The other day I was in a local grocery store with my daughter. It was a few days before Saint Patrick’s Day, and the entire store was decked out in clovers and green décor. You could pick up clover cookies or a sparkly green cake from the bakery. Personally, I was hoping there was a pot of gold to be found. (After the energy bill this winter, I may as well throw my entire wallet to National Grid and be done with it!)
We Bostonians are admittedly a bit obsessed with this holiday. I had a hard time talking with my son’s elementary school teacher the other day because she had this cute headband-Irish-hat-thingy on her head, and it bounced while she nodded. I could not thereafter form one coherent thought while looking at her. Not one. But we Irish (and partly Irish) peeps have to represent, after all!
As we turned the corner of the second-to-last aisle of the store, there he was. He was on the shorter side, sporting a red wig, leprechaun hat, green suit, belt, and shoes.
And I had to talk to him. Really, when you find a leprechaun roughly 2 feet away from you, how can you not greet him? (My tween offspring may beg to differ.)
But I didn’t just chat. Nope. Didn’t stop there.
I asked him to dance!
That’s right! I asked him to perform an Irish jig right there in the store! (With festive music playing in the background, I had already knocked my clogs together one or two times just to get a shocked smile out of my daughter.)
And you know what? He did it! He danced for me!
This got me to thinking: Do we stop and celebrate in the moment? Or do we rush grumpily through our to-buy/to-do list, barely stopping to notice little green men approaching us?
I am in no way suggesting that God walks up to us as a leprechaun (although He is infinitely creative!), but He approaches me often; I’m just not always paying attention. In my life, here are a few examples in the past few years:
- He speaks so sweetly through the kind encouragement of a fellow parent walking through a similar struggle with one of her children, offering a knowing nod and perhaps an arm around me.
- He gently conveys meaning in my life through the timely sermon the pastor offers, and I wonder: “Who told him about my week? Everyone else may as well clear out of the room because the pastor is talking to me!”
- He reminds me of His presence through a hymn that a dance studio chooses to perform at a competition where everything is otherwise Katy Perry, OneRepublic, and The Fray. In an environment I would not expect to be acknowledging my faith, the dancers are not just performing—they are worshipping the risen Christ!
- He sends help and rescue through a phone call when living far from almost everyone and everything I love, curled up on the floor in incredible depression. Not in any way aware of my state of mind, one of my dearest mentors dials the phone as if by appointment, right on time!
- He answers me through an incredibly kind teacher that I prayed all last year my son would have for this year (I even enlisted my Moms’ Prayer group for this request), and she is everything my child needs wrapped up in a big bow with fantastic communication as an extra bonus!
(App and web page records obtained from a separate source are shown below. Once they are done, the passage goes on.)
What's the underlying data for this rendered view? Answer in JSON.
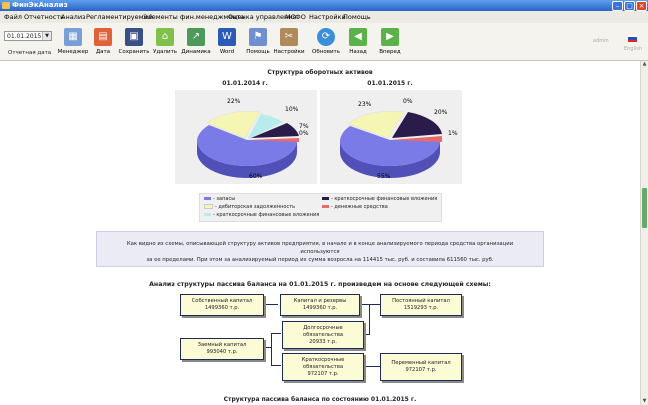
{
  "window": {
    "title": "ФинЭкАнализ"
  },
  "menu": [
    "Файл",
    "Отчетность",
    "Анализ",
    "Регламентируемый",
    "Элементы фин.менеджмента",
    "Оценка управления",
    "МСФО",
    "Настройки",
    "Помощь"
  ],
  "toolbar": {
    "date_value": "01.01.2015",
    "date_label": "Отчетная дата",
    "buttons": [
      {
        "label": "Менеджер",
        "icon": "manager-icon"
      },
      {
        "label": "Дата",
        "icon": "calendar-icon"
      },
      {
        "label": "Сохранить",
        "icon": "save-icon"
      },
      {
        "label": "Удалить",
        "icon": "delete-icon"
      },
      {
        "label": "Динамика",
        "icon": "dynamics-icon"
      },
      {
        "label": "Word",
        "icon": "word-icon"
      },
      {
        "label": "Помощь",
        "icon": "help-icon"
      },
      {
        "label": "Настройки",
        "icon": "settings-icon"
      },
      {
        "label": "Обновить",
        "icon": "refresh-icon"
      },
      {
        "label": "Назад",
        "icon": "back-arrow-icon"
      },
      {
        "label": "Вперед",
        "icon": "forward-arrow-icon"
      }
    ],
    "user": "admin",
    "lang": "English"
  },
  "assets_section": {
    "title": "Структура оборотных активов",
    "colors": {
      "inventory": "#7b7be8",
      "receivables": "#f6f6b4",
      "short_fin": "#b8ecec",
      "cash": "#e66b6b",
      "dark": "#2a1b4a"
    }
  },
  "chart_data": [
    {
      "type": "pie",
      "title": "01.01.2014 г.",
      "categories": [
        "запасы",
        "дебиторская задолженность",
        "краткосрочные финансовые вложения",
        "краткосрочные финансовые вложения (2)",
        "денежные средства"
      ],
      "values": [
        60,
        22,
        10,
        7,
        0
      ],
      "labels": [
        "60%",
        "22%",
        "10%",
        "7%",
        "0%"
      ]
    },
    {
      "type": "pie",
      "title": "01.01.2015 г.",
      "categories": [
        "запасы",
        "дебиторская задолженность",
        "краткосрочные финансовые вложения",
        "краткосрочные финансовые вложения (2)",
        "денежные средства"
      ],
      "values": [
        55,
        23,
        0,
        20,
        1
      ],
      "labels": [
        "55%",
        "23%",
        "0%",
        "20%",
        "1%"
      ]
    }
  ],
  "legend": [
    "- запасы",
    "- дебиторская задолженность",
    "- краткосрочные финансовые вложения",
    "- краткосрочные финансовые вложения",
    "- денежные средства"
  ],
  "note": {
    "line1": "Как видно из схемы, описывающей структуру активов предприятия, в начале и в конце анализируемого периода средства организации используются",
    "line2": "за ее пределами. При этом за анализируемый период их сумма возросла на 114415 тыс. руб. и составила 611560 тыс. руб."
  },
  "liabilities": {
    "title": "Анализ структуры пассива баланса на 01.01.2015 г. произведем на основе следующей схемы:",
    "boxes": {
      "equity": {
        "l1": "Собственный капитал",
        "l2": "1499360 т.р."
      },
      "capital": {
        "l1": "Капитал и резервы",
        "l2": "1499360 т.р."
      },
      "permanent": {
        "l1": "Постоянный капитал",
        "l2": "1519293 т.р."
      },
      "longterm": {
        "l1": "Долгосрочные",
        "l2": "обязательства",
        "l3": "20933 т.р."
      },
      "borrowed": {
        "l1": "Заемный капитал",
        "l2": "993040 т.р."
      },
      "shortterm": {
        "l1": "Краткосрочные",
        "l2": "обязательства",
        "l3": "972107 т.р."
      },
      "variable": {
        "l1": "Переменный капитал",
        "l2": "972107 т.р."
      }
    }
  },
  "bottom_title": "Структура пассива баланса по состоянию 01.01.2015 г."
}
I’m beginning to realize how many of these provisions in our lives are God-appointed. I do not believe in coincidence. I believe that if you receive something when you need it, it’s not a cosmic accident. There is a Father in heaven Who loves to give good gifts to His children.
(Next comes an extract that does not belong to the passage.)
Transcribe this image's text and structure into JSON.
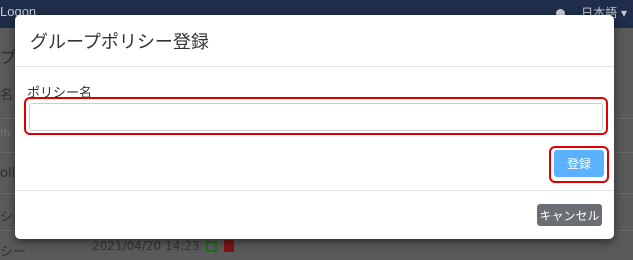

Matthew 7:7-11, ESV, Jesus speaking
“Ask, and it will be given to you; seek, and you will find; knock, and it will be opened to you. For everyone who asks receives, and the one who seeks finds, and to the one who knocks it will be opened. Or which one of you, if his son asks him for bread, will give him a stone? Or if he asks for a fish, will give him a serpent? If you then, who are evil, know how to give good gifts to your children, how much more will your Father who is in heaven give good things to those who ask him (emphasis mine)!”
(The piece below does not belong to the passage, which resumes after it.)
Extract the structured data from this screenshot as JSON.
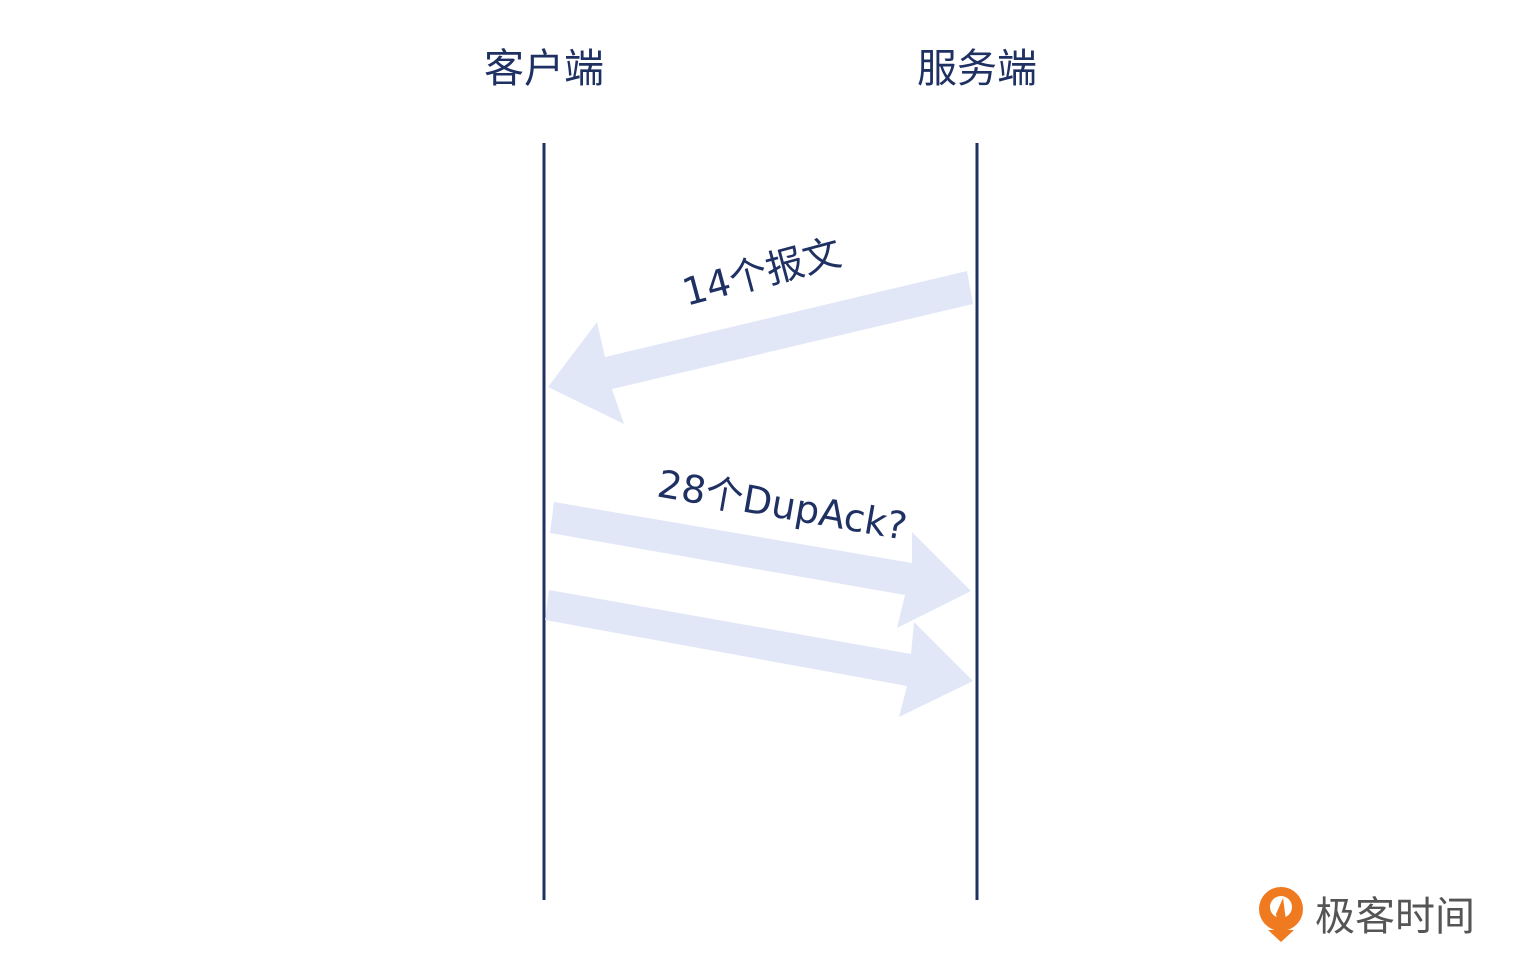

Did you notice the last part of the verse? “To those who ask Him.” So, there it is: Trust, faith, and the willingness to be vulnerable and ask Him.
James 1:17, ESV, James, Brother of Jesus, speaking
Every good gift and every perfect gift is from above, coming down from the Father of lights with whom there is no variation or shadow due to change.
How do you see God approaching, providing, loving you through the most ordinary of circumstances? Have you invited Him to have a relationship with you?
When I think of how God interacts with me each and every day, I find I am destined to dance with leprechauns because there is no greater joy than a Father who bestows good gifts on His children!
*This blog is a featured column at Your Tewksbury Today.
More about the amazing blessings found in a relationship with God (and what that can look like) can be found in the anecdotal stories of Not Just on Sundays: Seeking God’s Purpose in Each New Day.